A new version of Star-P was developed by ISC so that almost everyone will afford this kind of computer.
The new version now runs on lower-cost AMD Opteron-based systems, which enables users who previously didn’t have the budgets and programming knowledge, to tap the power of parallel computing clusters to solve their growing scientific and engineering problems.
Star-P is the world’s first interactive parallel computing platform. It allows scientists, engineers and other researchers to code algorithms and models on their desktops using familiar mathematical software packages such as MathWorks’ MATLAB, and run them instantly and interactively on parallel servers.
Star-P eliminates the need to re-program the applications in C, FORTRAN or MPI languages to run on parallel computers, which typically takes months to years to complete for complex and computationally intensive problems.

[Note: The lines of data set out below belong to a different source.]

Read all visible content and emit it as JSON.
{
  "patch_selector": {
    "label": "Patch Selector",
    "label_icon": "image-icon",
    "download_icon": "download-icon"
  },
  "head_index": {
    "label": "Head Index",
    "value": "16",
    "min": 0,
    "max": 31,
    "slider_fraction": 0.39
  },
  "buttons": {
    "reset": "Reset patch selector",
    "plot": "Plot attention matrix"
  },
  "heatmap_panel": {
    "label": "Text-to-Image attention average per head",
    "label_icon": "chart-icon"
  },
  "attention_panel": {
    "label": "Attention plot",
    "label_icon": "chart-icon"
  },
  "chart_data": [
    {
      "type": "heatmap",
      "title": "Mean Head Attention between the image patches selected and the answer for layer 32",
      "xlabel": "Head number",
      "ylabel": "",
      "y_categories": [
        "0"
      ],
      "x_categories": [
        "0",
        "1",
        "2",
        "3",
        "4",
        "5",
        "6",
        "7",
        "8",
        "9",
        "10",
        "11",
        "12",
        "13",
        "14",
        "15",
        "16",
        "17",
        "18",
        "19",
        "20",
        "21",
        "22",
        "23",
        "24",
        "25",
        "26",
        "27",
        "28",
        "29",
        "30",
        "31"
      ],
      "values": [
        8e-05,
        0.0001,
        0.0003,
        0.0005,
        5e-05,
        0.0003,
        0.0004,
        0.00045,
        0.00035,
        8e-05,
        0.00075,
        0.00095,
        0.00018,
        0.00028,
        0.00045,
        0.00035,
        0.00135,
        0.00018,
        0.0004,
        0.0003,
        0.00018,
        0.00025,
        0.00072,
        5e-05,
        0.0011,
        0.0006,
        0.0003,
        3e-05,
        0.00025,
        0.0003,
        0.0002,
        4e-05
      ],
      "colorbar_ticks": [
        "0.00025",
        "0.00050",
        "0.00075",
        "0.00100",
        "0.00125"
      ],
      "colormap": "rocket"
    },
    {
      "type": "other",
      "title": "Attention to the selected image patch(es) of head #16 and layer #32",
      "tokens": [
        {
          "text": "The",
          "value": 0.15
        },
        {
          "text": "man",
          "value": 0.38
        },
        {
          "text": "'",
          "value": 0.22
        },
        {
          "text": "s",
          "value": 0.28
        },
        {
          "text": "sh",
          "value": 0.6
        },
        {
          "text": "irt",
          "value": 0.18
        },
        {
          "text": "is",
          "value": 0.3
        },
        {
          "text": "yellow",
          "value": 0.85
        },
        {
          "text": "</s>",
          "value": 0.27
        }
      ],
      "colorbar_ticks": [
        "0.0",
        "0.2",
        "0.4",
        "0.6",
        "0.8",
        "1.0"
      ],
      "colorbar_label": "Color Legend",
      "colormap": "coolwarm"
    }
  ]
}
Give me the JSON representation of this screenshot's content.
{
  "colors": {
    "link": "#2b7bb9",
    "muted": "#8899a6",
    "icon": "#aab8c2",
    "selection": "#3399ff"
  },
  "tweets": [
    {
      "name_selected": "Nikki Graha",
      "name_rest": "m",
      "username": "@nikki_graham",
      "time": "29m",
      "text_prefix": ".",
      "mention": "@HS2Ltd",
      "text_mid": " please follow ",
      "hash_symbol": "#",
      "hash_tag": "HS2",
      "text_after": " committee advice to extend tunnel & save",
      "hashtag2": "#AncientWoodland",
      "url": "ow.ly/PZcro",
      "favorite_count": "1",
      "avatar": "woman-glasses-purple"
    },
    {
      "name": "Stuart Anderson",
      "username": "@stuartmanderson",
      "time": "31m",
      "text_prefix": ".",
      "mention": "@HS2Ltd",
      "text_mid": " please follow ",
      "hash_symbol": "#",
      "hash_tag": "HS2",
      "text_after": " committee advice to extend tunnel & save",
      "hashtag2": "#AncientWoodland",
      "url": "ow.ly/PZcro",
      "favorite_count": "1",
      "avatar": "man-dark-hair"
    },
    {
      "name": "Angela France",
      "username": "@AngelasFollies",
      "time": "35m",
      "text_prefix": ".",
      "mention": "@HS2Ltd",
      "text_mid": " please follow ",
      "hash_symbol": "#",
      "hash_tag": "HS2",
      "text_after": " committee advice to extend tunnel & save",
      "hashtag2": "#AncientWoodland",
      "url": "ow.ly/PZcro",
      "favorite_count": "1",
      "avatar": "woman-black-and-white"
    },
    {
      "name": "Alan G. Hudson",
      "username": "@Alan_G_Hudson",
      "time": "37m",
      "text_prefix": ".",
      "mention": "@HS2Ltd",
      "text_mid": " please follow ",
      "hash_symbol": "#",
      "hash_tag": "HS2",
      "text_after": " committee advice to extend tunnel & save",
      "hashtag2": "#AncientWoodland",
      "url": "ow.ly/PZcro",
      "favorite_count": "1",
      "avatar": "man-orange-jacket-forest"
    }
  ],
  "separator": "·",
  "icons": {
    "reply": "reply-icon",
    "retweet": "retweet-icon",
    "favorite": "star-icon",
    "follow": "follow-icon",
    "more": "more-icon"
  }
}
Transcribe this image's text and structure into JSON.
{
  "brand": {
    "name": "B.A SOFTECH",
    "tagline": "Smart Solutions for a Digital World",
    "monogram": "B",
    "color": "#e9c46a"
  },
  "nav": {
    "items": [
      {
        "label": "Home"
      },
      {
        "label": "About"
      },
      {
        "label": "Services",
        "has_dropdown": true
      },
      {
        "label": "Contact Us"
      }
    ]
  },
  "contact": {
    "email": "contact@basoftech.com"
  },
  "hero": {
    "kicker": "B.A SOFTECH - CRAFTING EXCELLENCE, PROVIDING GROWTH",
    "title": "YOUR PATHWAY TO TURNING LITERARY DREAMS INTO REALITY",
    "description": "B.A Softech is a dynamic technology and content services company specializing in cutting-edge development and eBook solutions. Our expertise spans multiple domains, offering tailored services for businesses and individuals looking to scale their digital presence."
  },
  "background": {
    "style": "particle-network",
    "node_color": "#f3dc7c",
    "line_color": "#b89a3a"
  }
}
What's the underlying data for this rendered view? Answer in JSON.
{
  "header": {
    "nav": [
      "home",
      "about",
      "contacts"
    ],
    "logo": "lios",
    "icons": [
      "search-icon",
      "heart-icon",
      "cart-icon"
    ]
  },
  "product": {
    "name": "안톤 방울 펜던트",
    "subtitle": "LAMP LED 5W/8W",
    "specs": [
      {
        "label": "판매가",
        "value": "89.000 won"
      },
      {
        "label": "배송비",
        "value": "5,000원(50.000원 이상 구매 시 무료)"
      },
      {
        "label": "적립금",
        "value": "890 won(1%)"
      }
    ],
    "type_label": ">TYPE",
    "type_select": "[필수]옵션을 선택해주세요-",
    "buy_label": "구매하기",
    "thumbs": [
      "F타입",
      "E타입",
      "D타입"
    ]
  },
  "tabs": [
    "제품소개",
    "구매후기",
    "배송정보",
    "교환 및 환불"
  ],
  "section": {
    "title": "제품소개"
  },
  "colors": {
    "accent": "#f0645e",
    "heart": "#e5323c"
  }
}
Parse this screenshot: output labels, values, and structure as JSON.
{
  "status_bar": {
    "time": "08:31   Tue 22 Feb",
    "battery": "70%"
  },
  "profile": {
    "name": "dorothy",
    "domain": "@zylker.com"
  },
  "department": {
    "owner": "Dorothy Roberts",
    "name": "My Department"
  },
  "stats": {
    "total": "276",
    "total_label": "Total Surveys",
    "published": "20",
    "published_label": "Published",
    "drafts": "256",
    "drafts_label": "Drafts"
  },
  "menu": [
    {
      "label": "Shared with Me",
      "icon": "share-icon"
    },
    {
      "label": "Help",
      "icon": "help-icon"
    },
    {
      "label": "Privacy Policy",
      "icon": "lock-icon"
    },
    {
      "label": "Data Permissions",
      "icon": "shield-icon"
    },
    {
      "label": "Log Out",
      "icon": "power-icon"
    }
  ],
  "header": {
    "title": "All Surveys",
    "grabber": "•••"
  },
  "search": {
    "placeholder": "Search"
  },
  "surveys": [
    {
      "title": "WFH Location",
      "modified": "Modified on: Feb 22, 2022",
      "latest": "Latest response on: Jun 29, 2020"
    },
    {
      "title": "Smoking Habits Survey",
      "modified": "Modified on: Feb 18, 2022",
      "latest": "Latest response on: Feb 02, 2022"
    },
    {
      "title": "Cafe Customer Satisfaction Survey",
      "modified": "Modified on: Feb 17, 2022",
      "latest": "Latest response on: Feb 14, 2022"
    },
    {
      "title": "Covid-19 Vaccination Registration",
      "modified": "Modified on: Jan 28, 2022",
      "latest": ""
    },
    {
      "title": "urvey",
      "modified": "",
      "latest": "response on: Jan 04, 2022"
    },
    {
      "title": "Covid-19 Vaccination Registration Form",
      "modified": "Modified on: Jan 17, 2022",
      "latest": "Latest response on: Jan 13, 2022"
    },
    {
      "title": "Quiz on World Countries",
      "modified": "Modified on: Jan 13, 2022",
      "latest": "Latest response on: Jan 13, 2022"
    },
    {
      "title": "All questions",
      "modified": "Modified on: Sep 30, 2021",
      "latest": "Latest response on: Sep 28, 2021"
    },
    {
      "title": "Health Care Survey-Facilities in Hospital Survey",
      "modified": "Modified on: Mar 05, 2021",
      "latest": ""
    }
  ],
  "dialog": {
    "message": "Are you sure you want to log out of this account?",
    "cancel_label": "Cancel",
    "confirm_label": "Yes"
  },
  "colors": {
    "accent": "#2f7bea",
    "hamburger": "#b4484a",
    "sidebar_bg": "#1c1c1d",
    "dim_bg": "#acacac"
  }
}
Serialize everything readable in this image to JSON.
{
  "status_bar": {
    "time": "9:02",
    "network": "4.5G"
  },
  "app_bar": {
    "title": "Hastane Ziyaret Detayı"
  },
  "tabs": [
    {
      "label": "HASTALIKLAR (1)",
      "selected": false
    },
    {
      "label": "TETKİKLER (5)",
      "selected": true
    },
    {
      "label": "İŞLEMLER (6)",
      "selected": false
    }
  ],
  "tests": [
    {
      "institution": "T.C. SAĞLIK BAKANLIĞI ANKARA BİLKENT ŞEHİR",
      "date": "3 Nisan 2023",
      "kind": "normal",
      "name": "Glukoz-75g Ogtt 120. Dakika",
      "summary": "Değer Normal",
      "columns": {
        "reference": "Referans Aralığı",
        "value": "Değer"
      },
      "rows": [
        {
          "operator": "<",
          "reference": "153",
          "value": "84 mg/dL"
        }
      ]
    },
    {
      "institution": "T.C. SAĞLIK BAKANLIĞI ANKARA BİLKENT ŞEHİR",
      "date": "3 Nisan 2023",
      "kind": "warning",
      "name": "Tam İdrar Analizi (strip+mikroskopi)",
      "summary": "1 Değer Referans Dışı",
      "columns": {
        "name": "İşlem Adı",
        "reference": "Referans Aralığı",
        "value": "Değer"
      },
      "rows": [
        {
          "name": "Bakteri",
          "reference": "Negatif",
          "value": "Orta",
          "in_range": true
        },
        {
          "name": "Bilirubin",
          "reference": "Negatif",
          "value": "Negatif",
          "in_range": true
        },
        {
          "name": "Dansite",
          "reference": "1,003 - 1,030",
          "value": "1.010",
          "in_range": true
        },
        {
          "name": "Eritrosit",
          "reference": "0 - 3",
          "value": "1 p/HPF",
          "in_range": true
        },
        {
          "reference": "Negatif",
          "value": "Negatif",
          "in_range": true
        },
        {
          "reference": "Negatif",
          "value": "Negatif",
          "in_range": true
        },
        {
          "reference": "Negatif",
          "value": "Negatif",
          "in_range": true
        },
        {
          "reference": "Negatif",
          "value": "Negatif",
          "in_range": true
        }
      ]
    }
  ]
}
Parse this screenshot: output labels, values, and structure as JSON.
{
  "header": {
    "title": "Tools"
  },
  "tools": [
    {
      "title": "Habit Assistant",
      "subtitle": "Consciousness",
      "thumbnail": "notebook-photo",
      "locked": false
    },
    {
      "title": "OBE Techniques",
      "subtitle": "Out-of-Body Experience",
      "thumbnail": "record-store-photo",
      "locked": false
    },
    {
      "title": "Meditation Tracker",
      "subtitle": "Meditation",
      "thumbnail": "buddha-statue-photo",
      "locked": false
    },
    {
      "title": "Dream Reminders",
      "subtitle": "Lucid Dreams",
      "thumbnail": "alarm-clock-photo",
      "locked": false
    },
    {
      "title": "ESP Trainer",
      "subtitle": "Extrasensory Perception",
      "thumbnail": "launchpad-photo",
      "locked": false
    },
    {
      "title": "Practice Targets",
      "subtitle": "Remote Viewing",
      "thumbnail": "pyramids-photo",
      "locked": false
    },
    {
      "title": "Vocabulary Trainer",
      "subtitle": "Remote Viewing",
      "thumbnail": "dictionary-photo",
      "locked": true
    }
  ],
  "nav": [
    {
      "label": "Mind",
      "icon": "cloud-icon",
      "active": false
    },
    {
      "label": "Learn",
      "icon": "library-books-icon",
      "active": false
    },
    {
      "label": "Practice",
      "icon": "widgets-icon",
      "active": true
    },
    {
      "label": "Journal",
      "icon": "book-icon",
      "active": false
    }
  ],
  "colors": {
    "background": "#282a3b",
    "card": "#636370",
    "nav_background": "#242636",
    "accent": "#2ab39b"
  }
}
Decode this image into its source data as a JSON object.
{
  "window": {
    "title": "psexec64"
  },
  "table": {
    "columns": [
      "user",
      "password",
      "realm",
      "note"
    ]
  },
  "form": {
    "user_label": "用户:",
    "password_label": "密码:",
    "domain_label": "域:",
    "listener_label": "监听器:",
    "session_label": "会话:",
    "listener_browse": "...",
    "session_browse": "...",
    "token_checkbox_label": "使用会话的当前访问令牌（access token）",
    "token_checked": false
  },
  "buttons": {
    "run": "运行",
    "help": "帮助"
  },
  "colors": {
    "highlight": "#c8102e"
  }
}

For high-end parallel processing needs, Star-P also runs on Itanium-based SGI Altix servers supporting from one to 512 processors, 24 terabytes of memory, and running 64-bit Linux.
“Delivering Star-P on the Opteron platform will help usher in the era of personal supercomputing,” said Ilya Mirman, vice president of marketing at Interactive Supercomputing. “Star-P’s ease-of-use combined with the price/performance of Opteron-based clusters will change the landscape of how users program parallel architectures.”
Star-P automatically connects desktop applications to Opteron-based servers and parallelizes the application code on the fly, enabling users to scale their applications across any multi-processor system or parallel cluster in real time. Using Star-P, they can tackle much larger problems on their desktops than ever before possible, while arriving at a solution in a fraction of the time.
The price for this new version of Star-P will be $8000 and is available starting today.